Sisi Safety Wear and the Stellenbosch Municipality provided much-needed sanitary products to underprivileged girls, who often miss school during their periods.
In commemoration of Youth Month, Sisi, a safety wear brand for women within the BBF Safety Group, has partnered with the Stellenbosch Municipality and the Department of Education to donate reusable sanitary pads to 427 girls, across seven schools, in the greater Stellenbosch area.
The brand, which has brought much needed awareness around the differences between the anatomy of men and women and the need for gender specific personal protective equipment in the workforce, to improve productivity and comfort to working women, wanted to address the issues surrounding absenteeism of young girls from school due to the unaffordability of sanitary hygiene products when menstruating.
According to a study
by the Stellenbosch University’s Law Clinic, about 30% of girls in South Africa miss school when they are menstruating, because they cannot afford sanitary products. As such, a girl could lose about 90 days of schooling a year, due to issues relating to menstruation.
Many can’t catch up on vital schoolwork, ruining their end-year results, and their chances to earn grades that would qualify them for tertiary education. “This is such an exciting project. It’s not just about donating sanitary pads to these girls; it’s about giving them a future. As a rising number of working women enter into areas once deemed the preserve of men, it is important that girls receive a solid education that sets them up to receive a tertiary education in the fields of commerce and sciences,” says Vanessa Ronald, Senior Brand Manager at Sisi.
Along with professional organisations, such as Sonke Gender Justice, a South African-based non-profit organisation working throughout Africa, the initiative is also educating these girls about the changes that occur in their body once puberty begins, and to reassure them that menstruation is a natural process that every woman goes through.
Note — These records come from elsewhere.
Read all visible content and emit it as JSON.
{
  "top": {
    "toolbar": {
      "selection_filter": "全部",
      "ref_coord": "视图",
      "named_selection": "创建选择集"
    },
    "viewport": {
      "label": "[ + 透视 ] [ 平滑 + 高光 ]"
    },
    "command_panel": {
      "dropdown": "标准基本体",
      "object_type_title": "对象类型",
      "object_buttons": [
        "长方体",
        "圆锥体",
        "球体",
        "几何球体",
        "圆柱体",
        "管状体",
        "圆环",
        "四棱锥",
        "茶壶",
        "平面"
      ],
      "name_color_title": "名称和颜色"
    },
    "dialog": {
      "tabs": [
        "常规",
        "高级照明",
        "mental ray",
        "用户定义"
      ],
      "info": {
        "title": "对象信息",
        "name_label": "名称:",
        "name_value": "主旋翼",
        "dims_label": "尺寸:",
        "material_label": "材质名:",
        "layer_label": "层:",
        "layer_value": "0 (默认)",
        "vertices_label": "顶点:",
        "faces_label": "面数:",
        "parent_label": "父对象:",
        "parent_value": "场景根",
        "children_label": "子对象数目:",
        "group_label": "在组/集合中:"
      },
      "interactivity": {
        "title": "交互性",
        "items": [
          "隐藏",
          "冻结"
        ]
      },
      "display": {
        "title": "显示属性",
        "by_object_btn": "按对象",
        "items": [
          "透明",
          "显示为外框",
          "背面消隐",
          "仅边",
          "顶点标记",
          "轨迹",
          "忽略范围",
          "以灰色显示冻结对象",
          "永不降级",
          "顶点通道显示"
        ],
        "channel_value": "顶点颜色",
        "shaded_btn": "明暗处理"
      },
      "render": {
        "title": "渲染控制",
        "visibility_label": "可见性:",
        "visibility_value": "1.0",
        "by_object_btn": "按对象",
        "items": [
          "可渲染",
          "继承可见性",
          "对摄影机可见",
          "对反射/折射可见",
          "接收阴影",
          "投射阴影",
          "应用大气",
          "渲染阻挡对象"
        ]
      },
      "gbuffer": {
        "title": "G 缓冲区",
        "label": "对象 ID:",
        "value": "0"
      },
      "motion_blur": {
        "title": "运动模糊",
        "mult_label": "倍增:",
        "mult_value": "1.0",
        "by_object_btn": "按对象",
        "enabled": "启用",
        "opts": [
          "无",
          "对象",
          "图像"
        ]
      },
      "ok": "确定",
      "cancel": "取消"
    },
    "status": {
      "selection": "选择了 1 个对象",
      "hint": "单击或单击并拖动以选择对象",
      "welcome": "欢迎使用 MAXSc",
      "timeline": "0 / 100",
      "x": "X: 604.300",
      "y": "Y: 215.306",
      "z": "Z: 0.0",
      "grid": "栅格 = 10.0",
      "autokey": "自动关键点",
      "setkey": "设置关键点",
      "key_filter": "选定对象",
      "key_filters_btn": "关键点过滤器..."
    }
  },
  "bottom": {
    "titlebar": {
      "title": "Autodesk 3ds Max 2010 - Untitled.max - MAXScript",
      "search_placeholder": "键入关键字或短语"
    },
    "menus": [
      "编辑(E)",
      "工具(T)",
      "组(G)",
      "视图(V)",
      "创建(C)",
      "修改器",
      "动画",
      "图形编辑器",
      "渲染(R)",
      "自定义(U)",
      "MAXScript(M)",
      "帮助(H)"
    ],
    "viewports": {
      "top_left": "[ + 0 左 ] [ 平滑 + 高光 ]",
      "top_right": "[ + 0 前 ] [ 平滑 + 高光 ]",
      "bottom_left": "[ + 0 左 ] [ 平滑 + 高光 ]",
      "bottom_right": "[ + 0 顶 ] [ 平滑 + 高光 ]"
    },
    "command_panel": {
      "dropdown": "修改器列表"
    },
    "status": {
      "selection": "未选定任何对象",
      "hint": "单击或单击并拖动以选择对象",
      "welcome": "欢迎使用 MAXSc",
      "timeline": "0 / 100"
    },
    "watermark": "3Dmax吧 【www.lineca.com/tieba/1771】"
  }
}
It further touches on issues relating to a girls right to protect herself and her body from advances by men that make them feel uncomfortable.
Supported by the Department of Health, nurses from the clinics in the area explained the right that these young ladies have to healthcare and encouraged them to seek advise if they were experiencing problems or had further questions relating to menstruation and the changes that occur in a young girls body as they enter women-hood.
“What’s even more exciting is that we have formed a partnership with the Stellenbosch municipality and the Department of Education to expand our reach on an annual basis and encourage other key players in industry to get involved to make a difference,” says Ronald.
Stellenbosch Municipality Communications Manager Stuart Grobbelaar says the municipality is aware that absenteeism from school due to a lack of sanitary products is a reality for many.
“We therefore wanted to get involved in this initiative in a sustainable and collaborative way that builds relationships and connects with different stakeholders instead of just gathering donations to be dropped off at schools,” he says.
The reusable Subzpads are developed, designed and manufactured by Sue Barnes, founder of Project Dignity, and are made of five layers of specialised fabrics. “It’s an all-fabric product that uses no chemicals or gels for absorption, and is essentially a health product that is also eco-friendly,” she says.
“We think long and hard about how to allocate our CSI funds as we don’t just want to be a corporate that signs a cheque; we want to understand the challenges that are facing a community and provide sustainable solutions. These pads were specifically chosen because they are reusable and are designed to last for five years. As a result, we reduce the monthly demand on sanitary products by these young girls, which in turn allows us to expand out reach,” concludes Ronald.
A social worker has welcomed the initiative, saying it’s vital that the scourge of period-related school absenteeism be addressed and that girls are also taught about the changes to their bodies during puberty, setting them up to make more responsible decisions during their schooling years.
She says, “When young girls experience their first period, they are often unsure of what is happening to them and think that they are suffering from a disease. They even fear that they are dying.”
A principal of one of the participating schools has also welcomed the project, saying that period-related absenteeism is a huge problem in some communities and has a profound effect on the girls’ long-term education. “Their absence from school during their primary years heavily impacts the foundation of vital subjects, making the chances of success in these subjects more challenging as they progress through the school system,” he says.